In the meantime, however, please note that the Supreme Court’s decision in these cases will not affect any state laws that prohibit employment discrimination on the basis of sexual orientation or gender identity, whether the state laws do so expressly or under the umbrella of sex discrimination.

Partner Deanna Forbush of our Labor & Employment Practice Group recently secured a victory in the Nevada Supreme Court on a matter of first impression that will benefit all employers by establishing a two-year statute of limitations for wrongful termination claims.

The decision in Patush v. Las Vegas Bistro, LLC upheld the lower court’s decision to dismiss as time-barred a wrongful termination action filed by a former employee nearly four years after her termination.

In clarifying the applicable limitations period, the Nevada Supreme Court determined that wrongful termination claims – including those involving alleged violations of public policy – are analogous to personal injury claims and therefore subject to the standard two-year limitations period.

In so ruling, the justices rejected the appellant’s argument that her claims should be subject to the four-year limitations period for actions based on an unwritten contract. The court opined that wrongful termination claims “fundamentally seek redress for a violation of personal rights protected by public policy, not of a contractual dispute.”

Deanna, who rejoined Fox in July, had fully briefed the matter for client Las Vegas Bistro, LLC during her time at the Clark Hill law firm. Las Vegas Bistro is now a Fox client.
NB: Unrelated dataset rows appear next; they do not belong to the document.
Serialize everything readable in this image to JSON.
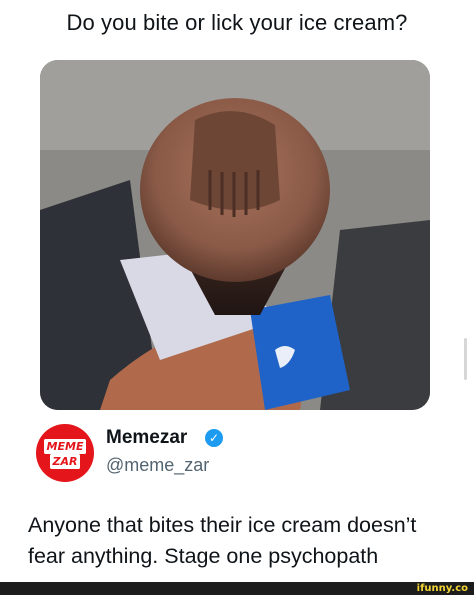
{
  "post": {
    "question": "Do you bite or lick your ice cream?",
    "image_icon": "ice-cream-photo"
  },
  "profile": {
    "avatar_line1": "MEME",
    "avatar_line2": "ZAR",
    "name": "Memezar",
    "verified_icon": "verified-badge-icon",
    "handle": "@meme_zar"
  },
  "tweet": {
    "text": "Anyone that bites their ice cream doesn’t fear anything. Stage one psychopath"
  },
  "footer": {
    "watermark": "ifunny.co"
  },
  "colors": {
    "avatar_red": "#e4161b",
    "verified_blue": "#1d9bf0",
    "handle_gray": "#536471",
    "watermark_yellow": "#f2d534"
  }
}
She was assisted in the case by Jeremy Thompson, a Clark Hill associate.

Patti Ramseur and Alex Maultsby of Fox Rothschild’s national Labor & Employment Practice offer insights on employee classifications.


Engaging independent contractors instead of hiring employees is enticing… no overtime pay, benefits, tax withholdings, FICA obligations or legal liability for certain claims.

If you misclassify a worker, however, the penalties are great — back overtime pay, interest, liquidated damages, federal income tax liability, FICA contributions, IRS penalties, and more.

There are no clear, bright-line tests, and you cannot determine status based upon title.  It is about who has control.

If your worker does the following, the DOL may try to treat him or her as an employee:

  • Provides services that are integral to your business;
  • Has a more permanent, than short-term, arrangement;
  • Uses your tools/equipment and works in your facility;
  • Works exclusively for your company;
  • Does work largely controlled by the company;
  • Has little or no opportunity for profit and loss; and/or
  • Exercises little or no initiative, judgment, or foresight.

If you use independent contractors, take the time now to carefully analyze those positions.  If you have concerns about any classification, we are glad to help you work through those issues now, before the DOL comes knocking.